● What is needed: Scan each line of the records for the word "icon" and extract the ones that have it.

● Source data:
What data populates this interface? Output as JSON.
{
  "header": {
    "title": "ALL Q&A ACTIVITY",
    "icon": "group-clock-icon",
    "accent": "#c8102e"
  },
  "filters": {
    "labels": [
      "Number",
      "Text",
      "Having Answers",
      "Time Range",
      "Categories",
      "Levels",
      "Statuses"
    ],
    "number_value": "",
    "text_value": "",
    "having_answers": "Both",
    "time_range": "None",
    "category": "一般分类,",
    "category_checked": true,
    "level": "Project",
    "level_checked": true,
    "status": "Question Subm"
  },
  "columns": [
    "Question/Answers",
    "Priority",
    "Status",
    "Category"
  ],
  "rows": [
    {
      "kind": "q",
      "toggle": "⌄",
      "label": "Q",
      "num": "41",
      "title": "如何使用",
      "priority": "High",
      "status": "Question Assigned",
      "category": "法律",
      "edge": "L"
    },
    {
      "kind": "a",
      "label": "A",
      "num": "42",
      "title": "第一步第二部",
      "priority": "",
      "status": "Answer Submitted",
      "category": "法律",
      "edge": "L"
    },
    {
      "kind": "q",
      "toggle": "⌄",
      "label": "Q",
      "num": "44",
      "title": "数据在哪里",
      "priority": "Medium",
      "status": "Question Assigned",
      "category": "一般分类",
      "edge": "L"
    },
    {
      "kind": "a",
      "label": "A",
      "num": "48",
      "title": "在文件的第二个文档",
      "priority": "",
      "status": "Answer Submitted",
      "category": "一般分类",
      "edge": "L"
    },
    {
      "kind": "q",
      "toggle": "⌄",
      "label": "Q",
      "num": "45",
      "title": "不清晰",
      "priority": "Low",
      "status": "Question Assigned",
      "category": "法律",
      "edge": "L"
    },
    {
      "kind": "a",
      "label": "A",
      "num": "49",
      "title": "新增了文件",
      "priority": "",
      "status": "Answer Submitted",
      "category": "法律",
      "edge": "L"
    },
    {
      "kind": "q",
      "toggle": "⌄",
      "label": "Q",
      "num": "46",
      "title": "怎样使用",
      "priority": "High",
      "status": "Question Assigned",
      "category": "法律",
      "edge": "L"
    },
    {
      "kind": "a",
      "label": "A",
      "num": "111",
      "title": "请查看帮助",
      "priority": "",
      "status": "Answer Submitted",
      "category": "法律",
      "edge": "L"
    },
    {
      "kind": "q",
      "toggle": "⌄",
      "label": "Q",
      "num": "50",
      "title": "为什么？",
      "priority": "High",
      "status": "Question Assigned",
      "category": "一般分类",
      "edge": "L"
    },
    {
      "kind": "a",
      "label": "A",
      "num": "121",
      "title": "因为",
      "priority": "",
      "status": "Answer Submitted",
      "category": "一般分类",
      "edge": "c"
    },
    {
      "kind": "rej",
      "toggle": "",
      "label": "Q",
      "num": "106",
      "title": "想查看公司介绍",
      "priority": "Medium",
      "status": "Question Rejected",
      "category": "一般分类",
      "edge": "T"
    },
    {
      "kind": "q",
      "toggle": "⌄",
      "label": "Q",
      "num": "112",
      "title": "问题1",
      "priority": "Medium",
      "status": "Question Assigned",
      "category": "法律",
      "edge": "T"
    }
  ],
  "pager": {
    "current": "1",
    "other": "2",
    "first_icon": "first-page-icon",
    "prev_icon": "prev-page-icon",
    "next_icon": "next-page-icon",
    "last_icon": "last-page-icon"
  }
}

● Result for this task:
    "icon": "group-clock-icon",
    "first_icon": "first-page-icon",
    "prev_icon": "prev-page-icon",
    "next_icon": "next-page-icon",
    "last_icon": "last-page-icon"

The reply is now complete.